Search the entries below for the word "likes" and copy every line where it appears.

*** Block opens ***

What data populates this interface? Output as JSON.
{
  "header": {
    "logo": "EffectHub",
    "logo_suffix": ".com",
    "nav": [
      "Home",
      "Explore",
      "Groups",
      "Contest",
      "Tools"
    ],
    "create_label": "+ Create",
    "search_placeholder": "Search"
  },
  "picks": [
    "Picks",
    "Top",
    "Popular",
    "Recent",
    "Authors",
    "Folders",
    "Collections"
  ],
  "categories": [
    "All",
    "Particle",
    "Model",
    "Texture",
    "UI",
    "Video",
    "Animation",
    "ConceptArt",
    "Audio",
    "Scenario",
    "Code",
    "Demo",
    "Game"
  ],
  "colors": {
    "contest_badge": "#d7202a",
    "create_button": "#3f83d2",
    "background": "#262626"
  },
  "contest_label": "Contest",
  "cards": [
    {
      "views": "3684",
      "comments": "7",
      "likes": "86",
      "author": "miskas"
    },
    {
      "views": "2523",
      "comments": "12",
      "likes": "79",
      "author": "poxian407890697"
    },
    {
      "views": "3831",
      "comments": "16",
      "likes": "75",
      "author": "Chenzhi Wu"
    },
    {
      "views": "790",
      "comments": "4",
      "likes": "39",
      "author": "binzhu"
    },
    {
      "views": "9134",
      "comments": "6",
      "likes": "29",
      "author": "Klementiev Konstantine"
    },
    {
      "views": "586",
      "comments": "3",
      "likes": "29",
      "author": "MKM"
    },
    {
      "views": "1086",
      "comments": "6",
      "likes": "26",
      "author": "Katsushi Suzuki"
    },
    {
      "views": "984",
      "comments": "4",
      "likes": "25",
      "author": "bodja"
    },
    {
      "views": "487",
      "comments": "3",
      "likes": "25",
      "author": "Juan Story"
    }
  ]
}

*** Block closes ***

Answer section:
      "likes": "86",
      "likes": "79",
      "likes": "75",
      "likes": "39",
      "likes": "29",
      "likes": "29",
      "likes": "26",
      "likes": "25",
      "likes": "25",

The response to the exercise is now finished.